Hi Jackie. Every time a soundwave crosses another soundwave, there is interference. Interference can re-enforce, but on average the soundwaves will cancel out. Additionally, the energy gets transfered to anything the soundwave passes through or reflects off. Further still, as the soundwave goes through space, it has greater and greater area to cover with the same energy. In the same way that the colour of a baloon gets less dark as you blow it up, the leading edge of the sound-wave gets softer.

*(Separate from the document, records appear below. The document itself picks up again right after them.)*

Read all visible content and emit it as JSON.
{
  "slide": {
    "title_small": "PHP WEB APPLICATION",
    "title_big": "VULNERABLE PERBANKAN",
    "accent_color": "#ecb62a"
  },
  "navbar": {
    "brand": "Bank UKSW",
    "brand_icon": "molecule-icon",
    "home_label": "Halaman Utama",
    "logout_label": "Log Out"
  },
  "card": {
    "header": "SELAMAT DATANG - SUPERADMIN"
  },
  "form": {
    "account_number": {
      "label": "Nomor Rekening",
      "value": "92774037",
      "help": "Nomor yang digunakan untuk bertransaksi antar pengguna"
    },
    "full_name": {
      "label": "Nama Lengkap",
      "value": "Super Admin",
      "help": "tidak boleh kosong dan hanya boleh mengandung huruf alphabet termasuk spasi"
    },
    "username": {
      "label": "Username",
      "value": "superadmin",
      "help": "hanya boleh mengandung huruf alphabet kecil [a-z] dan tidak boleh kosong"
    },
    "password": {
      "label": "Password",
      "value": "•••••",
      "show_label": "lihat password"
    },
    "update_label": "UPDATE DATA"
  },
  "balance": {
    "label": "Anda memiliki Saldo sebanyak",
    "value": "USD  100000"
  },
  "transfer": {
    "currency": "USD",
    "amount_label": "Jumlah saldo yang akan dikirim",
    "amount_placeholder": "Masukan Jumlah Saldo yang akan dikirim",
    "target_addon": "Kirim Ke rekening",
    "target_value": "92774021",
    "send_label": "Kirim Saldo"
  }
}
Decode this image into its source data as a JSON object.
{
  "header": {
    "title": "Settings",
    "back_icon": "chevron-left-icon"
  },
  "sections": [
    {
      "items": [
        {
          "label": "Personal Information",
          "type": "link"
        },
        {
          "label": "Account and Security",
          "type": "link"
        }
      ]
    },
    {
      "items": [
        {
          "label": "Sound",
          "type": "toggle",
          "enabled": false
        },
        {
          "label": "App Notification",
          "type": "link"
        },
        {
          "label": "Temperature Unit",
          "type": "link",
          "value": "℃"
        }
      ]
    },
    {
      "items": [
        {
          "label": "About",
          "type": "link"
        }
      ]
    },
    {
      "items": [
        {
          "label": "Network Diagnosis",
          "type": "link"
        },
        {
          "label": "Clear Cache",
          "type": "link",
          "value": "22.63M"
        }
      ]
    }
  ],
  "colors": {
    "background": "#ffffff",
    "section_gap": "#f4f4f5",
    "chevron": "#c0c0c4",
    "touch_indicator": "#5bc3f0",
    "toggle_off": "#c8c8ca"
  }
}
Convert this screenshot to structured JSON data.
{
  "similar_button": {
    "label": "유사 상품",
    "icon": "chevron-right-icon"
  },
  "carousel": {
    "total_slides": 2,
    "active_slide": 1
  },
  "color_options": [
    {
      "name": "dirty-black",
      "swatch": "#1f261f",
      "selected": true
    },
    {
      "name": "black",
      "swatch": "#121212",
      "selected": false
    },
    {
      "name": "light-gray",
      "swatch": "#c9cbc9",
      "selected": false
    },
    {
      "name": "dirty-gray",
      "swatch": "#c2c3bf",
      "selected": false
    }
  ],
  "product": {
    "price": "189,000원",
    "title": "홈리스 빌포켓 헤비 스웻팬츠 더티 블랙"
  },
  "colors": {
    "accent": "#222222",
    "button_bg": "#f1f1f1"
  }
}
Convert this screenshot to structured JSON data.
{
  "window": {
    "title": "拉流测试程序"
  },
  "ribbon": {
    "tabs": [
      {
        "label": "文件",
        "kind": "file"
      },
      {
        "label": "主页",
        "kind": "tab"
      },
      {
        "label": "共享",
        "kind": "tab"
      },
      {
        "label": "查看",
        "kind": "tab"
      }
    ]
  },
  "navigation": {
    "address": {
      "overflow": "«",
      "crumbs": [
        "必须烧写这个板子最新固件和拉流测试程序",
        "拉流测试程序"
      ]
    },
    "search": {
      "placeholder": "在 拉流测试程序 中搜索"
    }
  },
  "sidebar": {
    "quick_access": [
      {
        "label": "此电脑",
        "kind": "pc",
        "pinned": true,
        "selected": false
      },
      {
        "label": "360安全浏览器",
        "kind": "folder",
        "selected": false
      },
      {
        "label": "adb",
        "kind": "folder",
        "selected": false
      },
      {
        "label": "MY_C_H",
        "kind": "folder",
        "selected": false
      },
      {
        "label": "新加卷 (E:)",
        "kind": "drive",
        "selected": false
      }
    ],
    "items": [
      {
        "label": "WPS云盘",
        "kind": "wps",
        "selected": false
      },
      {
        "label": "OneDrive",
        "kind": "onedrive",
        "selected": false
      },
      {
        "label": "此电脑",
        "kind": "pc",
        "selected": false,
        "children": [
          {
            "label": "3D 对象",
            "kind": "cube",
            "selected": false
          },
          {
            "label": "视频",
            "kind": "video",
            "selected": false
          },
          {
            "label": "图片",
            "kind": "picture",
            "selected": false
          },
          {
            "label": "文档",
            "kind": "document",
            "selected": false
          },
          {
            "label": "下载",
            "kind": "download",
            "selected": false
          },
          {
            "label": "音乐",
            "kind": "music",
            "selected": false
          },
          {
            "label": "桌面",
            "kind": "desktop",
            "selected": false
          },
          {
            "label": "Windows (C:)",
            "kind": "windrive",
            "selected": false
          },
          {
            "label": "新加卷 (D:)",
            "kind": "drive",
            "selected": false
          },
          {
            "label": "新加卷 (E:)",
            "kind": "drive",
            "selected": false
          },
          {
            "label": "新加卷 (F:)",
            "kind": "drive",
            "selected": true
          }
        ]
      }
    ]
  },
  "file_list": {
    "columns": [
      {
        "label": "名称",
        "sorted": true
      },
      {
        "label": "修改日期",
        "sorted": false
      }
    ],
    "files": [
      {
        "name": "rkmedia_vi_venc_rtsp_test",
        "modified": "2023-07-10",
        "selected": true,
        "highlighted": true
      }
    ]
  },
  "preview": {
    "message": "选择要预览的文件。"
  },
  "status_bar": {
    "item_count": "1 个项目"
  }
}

As Drew said, it’s all about energy loss. It’s like firing an arrow. It keeps on going for a long time, but the drag from the air gradually slows it down over time, so eventually it’ll stop. It’s sort of the same with sound waves. If they hit leaves, walls, dogs and squirrels then the energy will be lost, until you’re far enough away that you can’t hear them.